Around 50 per cent of all senior secondary pupils take design and technology. And by the time the full three-year programme is introduced into the junior secondary schools (the first year has just been completed) all 12 to 14-year-olds will be involved, which, in turn, is likely to lead to a growing involvement of the 14-16 age range.
There are, of course, many problems with such a dramatic expansion. The most formidable is teacher supply. The country relies heavily on expatriates - they account for 35 per cent of design and technology teachers in the junior secondary schools. And the proportion rises to more than 50 per cent in senior secondaries.
Strenuous efforts are being made to train indigenous teachers at Molepolole College of Education. Its three-year course for junior secondary teachers has an intake of 55 a year. An ambitious course for senior secondary teachers is taking place at what was, until recently, Botswana Polytechnic (now part of the University of Botswana) but the output is small - so far only 26 students have completed the five-year programme. So expatriate teachers are still being recruited on a range of short-term contracts, often bringing a confusing range of cultural backgrounds from American industrial arts through to German vocational technology. Even so, the current school year began with a shortfall of 50 teachers.
Strategies to overcome the limited flow of teachers include plans for short, intensive courses taught by invited British institutions working with local staff. There is also an intensive programme of in-service work to enable existing teachers to deliver a full design and technology programme. Other initiatives include the preparation of course books - initially for junior secondary school pupils and their teachers - written by local writers working with the publisher Macmillan Botswana.
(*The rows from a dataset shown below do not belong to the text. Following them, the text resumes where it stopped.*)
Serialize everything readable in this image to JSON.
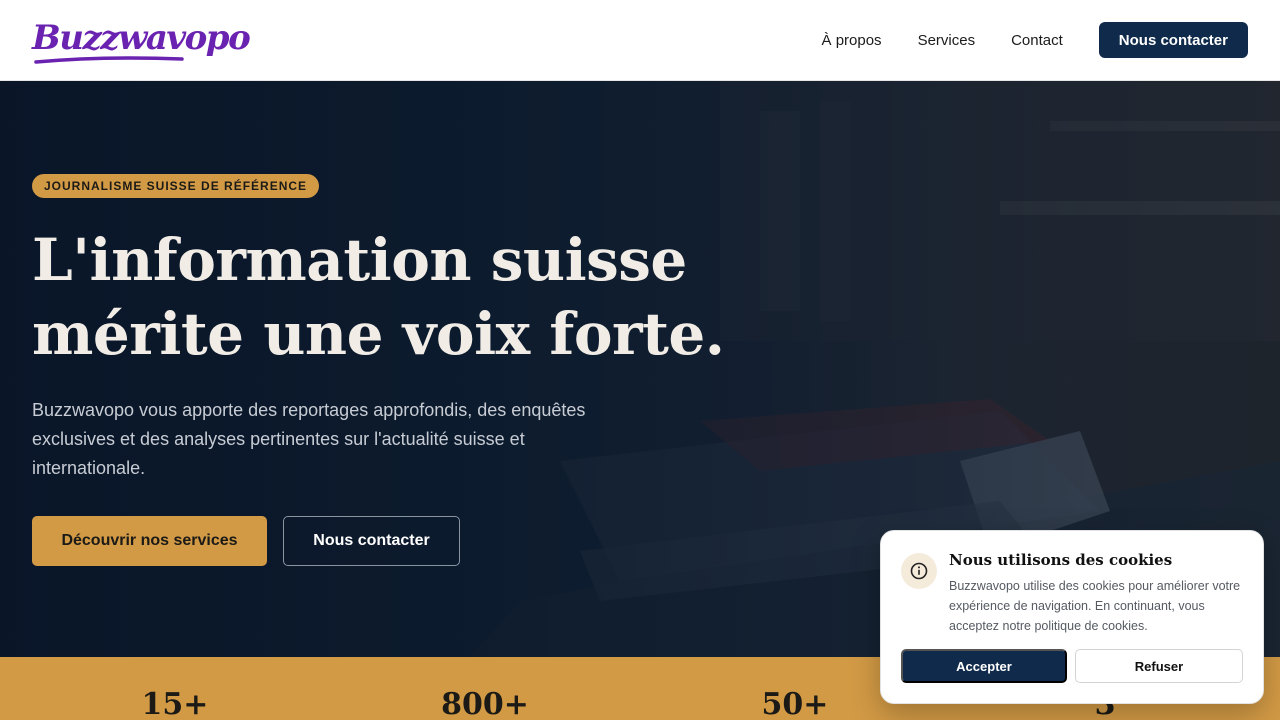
{
  "brand": {
    "name": "Buzzwavopo",
    "color": "#6a22b0"
  },
  "nav": {
    "links": [
      "À propos",
      "Services",
      "Contact"
    ],
    "cta": "Nous contacter"
  },
  "hero": {
    "badge": "JOURNALISME SUISSE DE RÉFÉRENCE",
    "title_line1": "L'information suisse",
    "title_line2": "mérite une voix forte.",
    "text": "Buzzwavopo vous apporte des reportages approfondis, des enquêtes exclusives et des analyses pertinentes sur l'actualité suisse et internationale.",
    "primary_button": "Découvrir nos services",
    "secondary_button": "Nous contacter"
  },
  "stats": {
    "values": [
      "15+",
      "800+",
      "50+",
      "3"
    ]
  },
  "cookie": {
    "icon": "info-icon",
    "title": "Nous utilisons des cookies",
    "text": "Buzzwavopo utilise des cookies pour améliorer votre expérience de navigation. En continuant, vous acceptez notre politique de cookies.",
    "accept": "Accepter",
    "refuse": "Refuser"
  },
  "colors": {
    "navy": "#0f2a4a",
    "gold": "#d29a45",
    "hero_bg": "#0b1a2e"
  }
}
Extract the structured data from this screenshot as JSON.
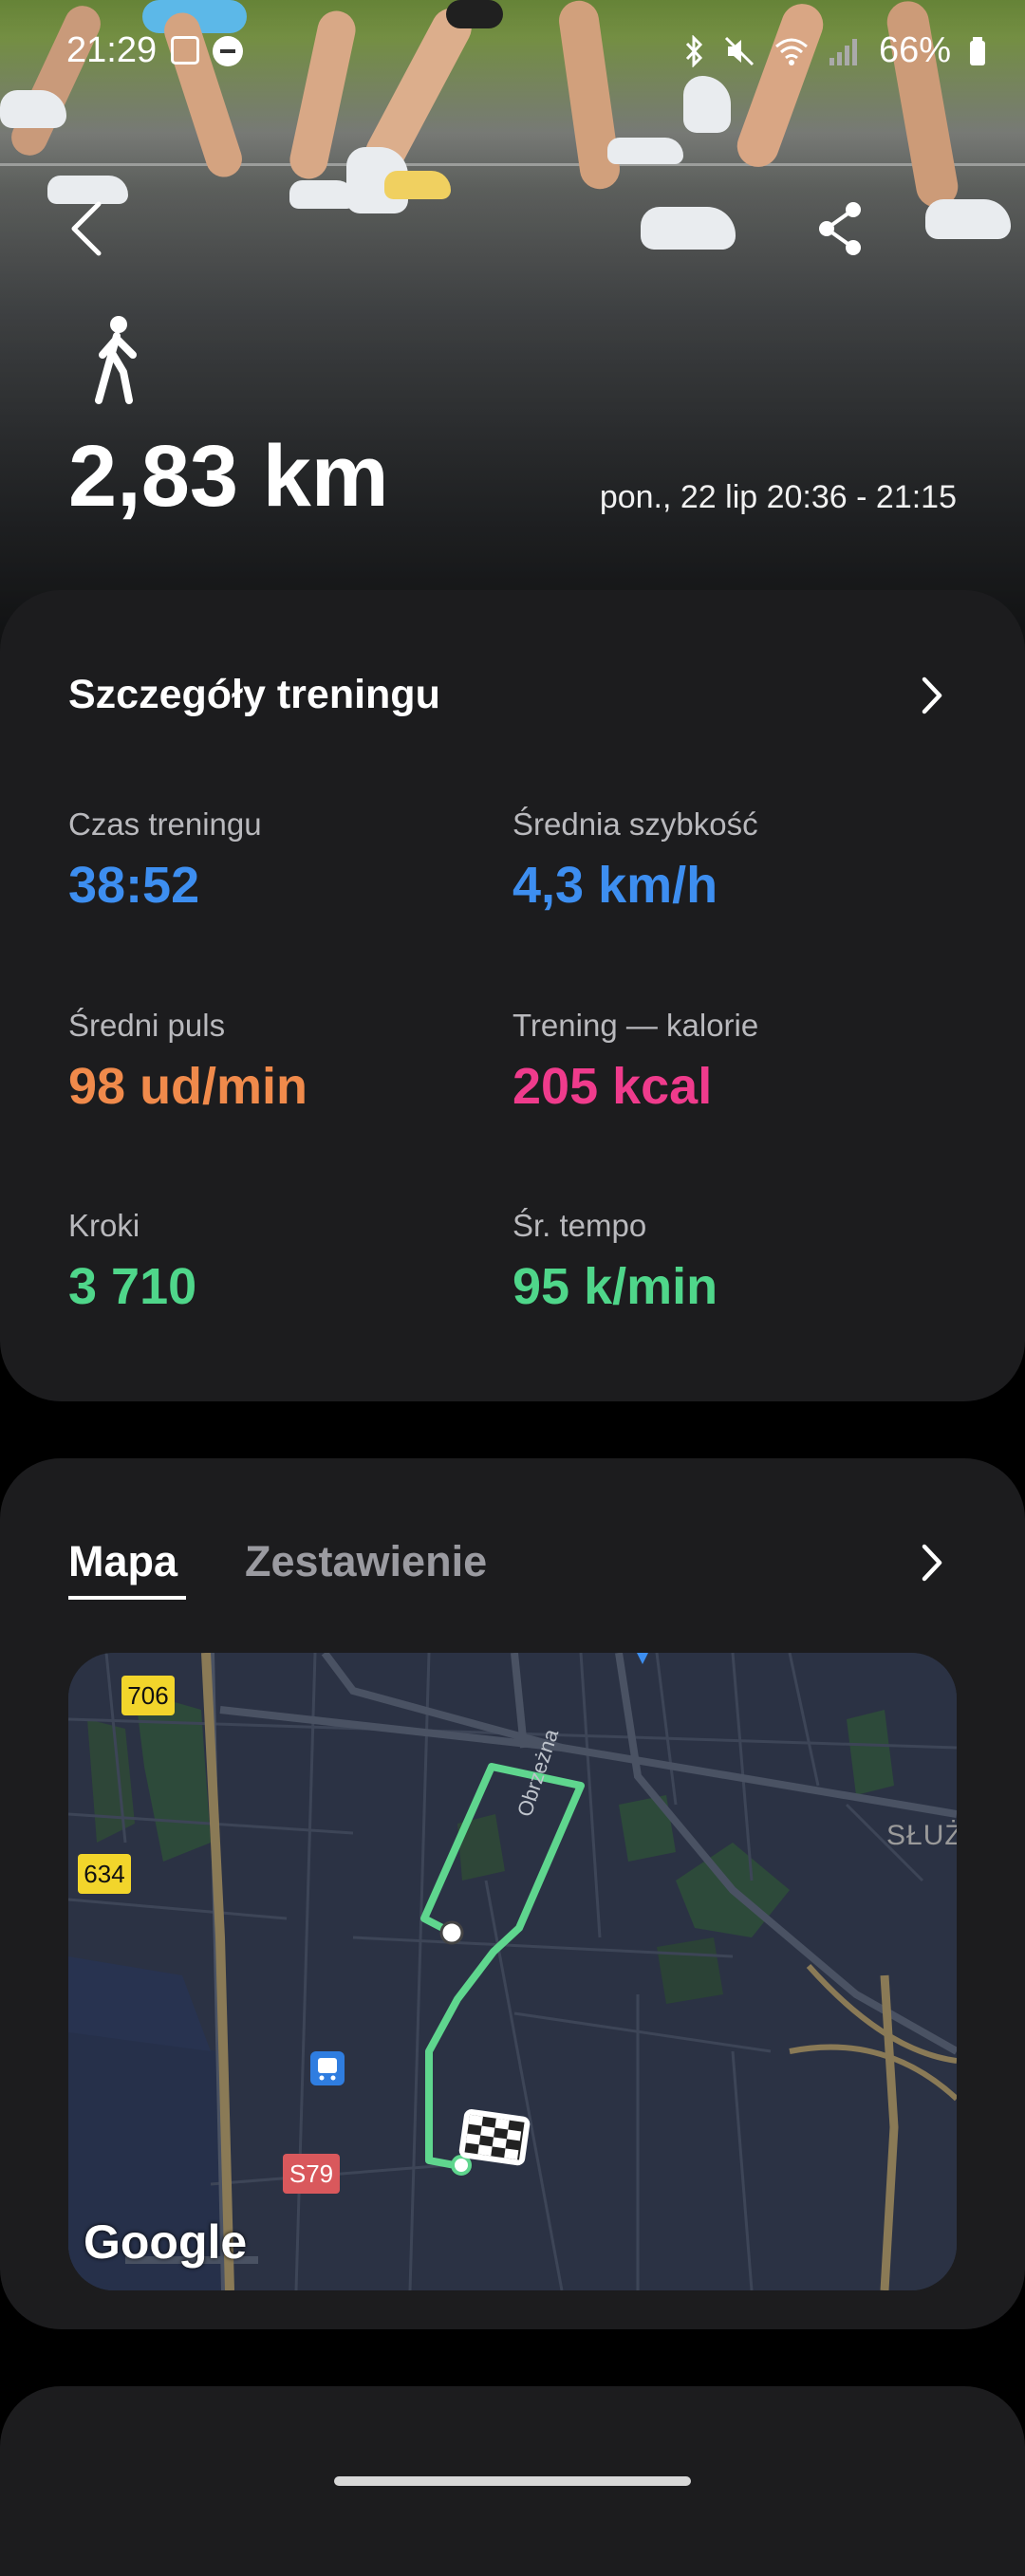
{
  "status_bar": {
    "time": "21:29",
    "battery": "66%"
  },
  "header": {
    "activity_icon": "walking-person-icon",
    "distance": "2,83 km",
    "datetime": "pon., 22 lip 20:36 - 21:15"
  },
  "details": {
    "title": "Szczegóły treningu",
    "stats": [
      {
        "label": "Czas treningu",
        "value": "38:52",
        "color": "#3d8ef0"
      },
      {
        "label": "Średnia szybkość",
        "value": "4,3 km/h",
        "color": "#3d8ef0"
      },
      {
        "label": "Średni puls",
        "value": "98 ud/min",
        "color": "#f08a4b"
      },
      {
        "label": "Trening — kalorie",
        "value": "205 kcal",
        "color": "#ef3b8c"
      },
      {
        "label": "Kroki",
        "value": "3 710",
        "color": "#4fd68a"
      },
      {
        "label": "Śr. tempo",
        "value": "95 k/min",
        "color": "#4fd68a"
      }
    ]
  },
  "map_section": {
    "tabs": [
      {
        "label": "Mapa",
        "active": true
      },
      {
        "label": "Zestawienie",
        "active": false
      }
    ],
    "map": {
      "road_labels": [
        "706",
        "634",
        "S79"
      ],
      "street_label": "Obrzeżna",
      "district_label": "SŁUŻ",
      "provider_logo": "Google",
      "route_color": "#5fd68e"
    }
  }
}
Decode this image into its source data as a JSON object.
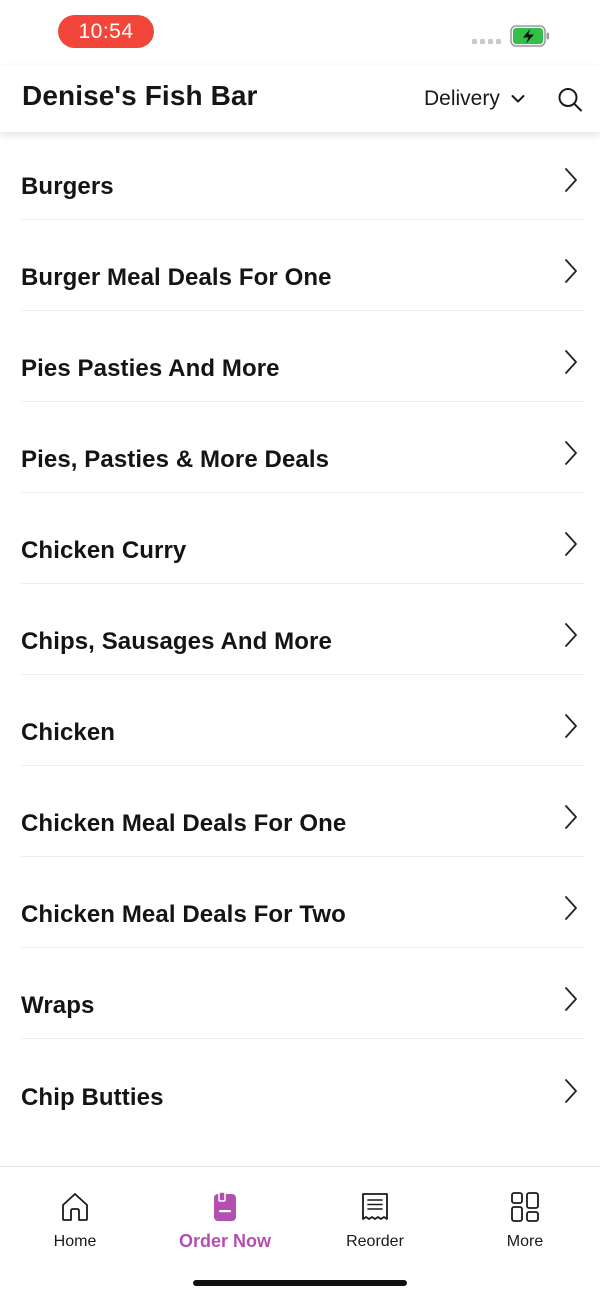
{
  "status_bar": {
    "time": "10:54",
    "time_pill_color": "#f2463b",
    "battery_color": "#31c14b"
  },
  "header": {
    "title": "Denise's Fish Bar",
    "mode_select": "Delivery",
    "search_icon": "search-icon"
  },
  "menu": {
    "items": [
      {
        "label": "Burgers"
      },
      {
        "label": "Burger Meal Deals For One"
      },
      {
        "label": "Pies Pasties And More"
      },
      {
        "label": "Pies, Pasties & More Deals"
      },
      {
        "label": "Chicken Curry"
      },
      {
        "label": "Chips, Sausages And More"
      },
      {
        "label": "Chicken"
      },
      {
        "label": "Chicken Meal Deals For One"
      },
      {
        "label": "Chicken Meal Deals For Two"
      },
      {
        "label": "Wraps"
      },
      {
        "label": "Chip Butties"
      }
    ]
  },
  "tab_bar": {
    "accent_color": "#b150b1",
    "tabs": [
      {
        "label": "Home",
        "icon": "home-icon",
        "active": false
      },
      {
        "label": "Order Now",
        "icon": "order-icon",
        "active": true
      },
      {
        "label": "Reorder",
        "icon": "receipt-icon",
        "active": false
      },
      {
        "label": "More",
        "icon": "grid-icon",
        "active": false
      }
    ]
  }
}
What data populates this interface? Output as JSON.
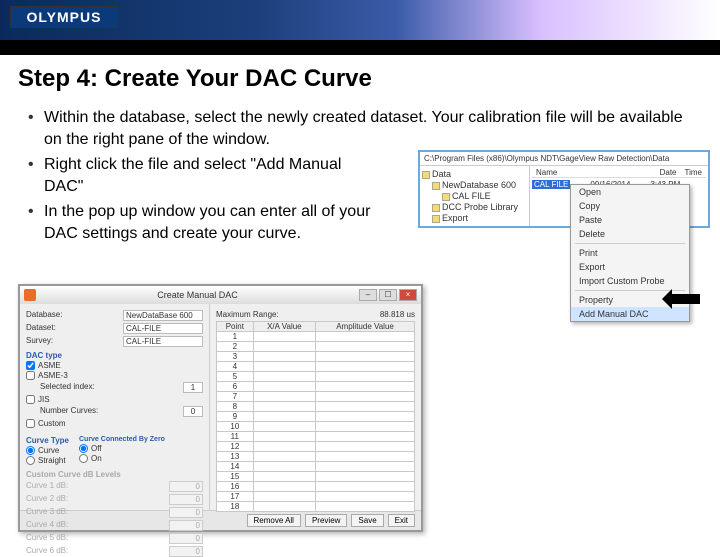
{
  "brand": "OLYMPUS",
  "title": "Step 4: Create Your DAC Curve",
  "bullets": [
    "Within the database, select the newly created dataset.  Your calibration file will be available on the right pane of the window.",
    "Right click the file and select \"Add Manual DAC\"",
    "In the pop up window you can enter all of your DAC settings and create your curve."
  ],
  "explorer": {
    "path": "C:\\Program Files (x86)\\Olympus NDT\\GageView Raw Detection\\Data",
    "tree": [
      "Data",
      "NewDatabase 600",
      "CAL FILE",
      "DCC Probe Library",
      "Export"
    ],
    "columns": [
      "Name",
      "Date",
      "Time"
    ],
    "file": {
      "name": "CAL FILE",
      "date": "09/16/2014",
      "time": "3:43 PM"
    },
    "context_menu": [
      "Open",
      "Copy",
      "Paste",
      "Delete",
      "__sep__",
      "Print",
      "Export",
      "Import Custom Probe",
      "__sep__",
      "Property",
      "Add Manual DAC"
    ]
  },
  "dialog": {
    "title": "Create Manual DAC",
    "fields": {
      "database_label": "Database:",
      "database": "NewDataBase 600",
      "dataset_label": "Dataset:",
      "dataset": "CAL-FILE",
      "survey_label": "Survey:",
      "survey": "CAL-FILE",
      "max_range_label": "Maximum Range:",
      "max_range": "88.818 us"
    },
    "dac_type": {
      "heading": "DAC type",
      "options": [
        "ASME",
        "ASME-3",
        "JIS",
        "Custom"
      ]
    },
    "sel_index_label": "Selected index:",
    "sel_index": "1",
    "num_curves_label": "Number Curves:",
    "num_curves": "0",
    "curve_type": {
      "heading": "Curve Type",
      "options": [
        "Curve",
        "Straight"
      ]
    },
    "connected": {
      "heading": "Curve Connected By Zero",
      "options": [
        "Off",
        "On"
      ]
    },
    "levels_heading": "Custom Curve dB Levels",
    "levels": [
      "Curve 1 dB:",
      "Curve 2 dB:",
      "Curve 3 dB:",
      "Curve 4 dB:",
      "Curve 5 dB:",
      "Curve 6 dB:"
    ],
    "level_val": "0",
    "table": {
      "headers": [
        "Point",
        "X/A Value",
        "Amplitude Value"
      ],
      "rows": 18
    },
    "buttons": [
      "Remove All",
      "Preview",
      "Save",
      "Exit"
    ]
  }
}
Botswana still has some familiar problems. Acceptability of the new subject by parents, teachers and pupils remains incomplete. But the solid, realistic groundwork, the political commitment and the ensuing resource level are creating a strong, forward movement. We have much to learn from this coherent and united approach. It is incremental rather than revisionist, keenly focused, not only on occupational, but also on social needs. The team that undertakes the year 2000 revision of design and technology in the UK would be well advised to make an early visit to Botswana.
John Eggleston acts as consultant, adviser and examiner in Botswana. He is also emeritus professor of education at Warwick University